[Dataset rows describing interfaces]
============

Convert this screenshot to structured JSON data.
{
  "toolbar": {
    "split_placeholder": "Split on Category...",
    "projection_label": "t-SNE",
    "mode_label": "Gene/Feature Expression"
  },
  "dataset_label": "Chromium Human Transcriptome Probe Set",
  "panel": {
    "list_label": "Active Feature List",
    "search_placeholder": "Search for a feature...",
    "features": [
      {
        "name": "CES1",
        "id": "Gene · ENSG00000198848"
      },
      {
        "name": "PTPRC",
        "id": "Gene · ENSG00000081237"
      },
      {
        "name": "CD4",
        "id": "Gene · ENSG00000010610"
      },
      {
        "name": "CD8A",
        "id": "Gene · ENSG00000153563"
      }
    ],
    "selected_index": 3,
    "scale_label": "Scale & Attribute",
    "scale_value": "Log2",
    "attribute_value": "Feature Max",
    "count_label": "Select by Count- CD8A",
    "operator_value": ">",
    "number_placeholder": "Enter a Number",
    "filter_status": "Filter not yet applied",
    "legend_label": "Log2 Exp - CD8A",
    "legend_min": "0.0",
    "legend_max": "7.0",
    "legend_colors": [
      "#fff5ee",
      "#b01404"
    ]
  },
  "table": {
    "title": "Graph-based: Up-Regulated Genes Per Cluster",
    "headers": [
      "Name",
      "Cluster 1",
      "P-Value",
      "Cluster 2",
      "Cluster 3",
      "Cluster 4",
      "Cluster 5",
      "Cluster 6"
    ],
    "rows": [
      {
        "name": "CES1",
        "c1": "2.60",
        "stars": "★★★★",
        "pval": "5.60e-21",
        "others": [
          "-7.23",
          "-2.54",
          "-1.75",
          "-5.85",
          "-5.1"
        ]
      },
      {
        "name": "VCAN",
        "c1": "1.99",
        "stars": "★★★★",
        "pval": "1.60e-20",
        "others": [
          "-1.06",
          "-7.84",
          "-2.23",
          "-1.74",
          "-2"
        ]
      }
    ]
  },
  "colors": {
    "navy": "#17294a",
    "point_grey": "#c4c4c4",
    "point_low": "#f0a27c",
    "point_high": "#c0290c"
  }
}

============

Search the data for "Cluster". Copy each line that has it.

= OUTPUT =
    "title": "Graph-based: Up-Regulated Genes Per Cluster",
      "Cluster 1",
      "Cluster 2",
      "Cluster 3",
      "Cluster 4",
      "Cluster 5",
      "Cluster 6"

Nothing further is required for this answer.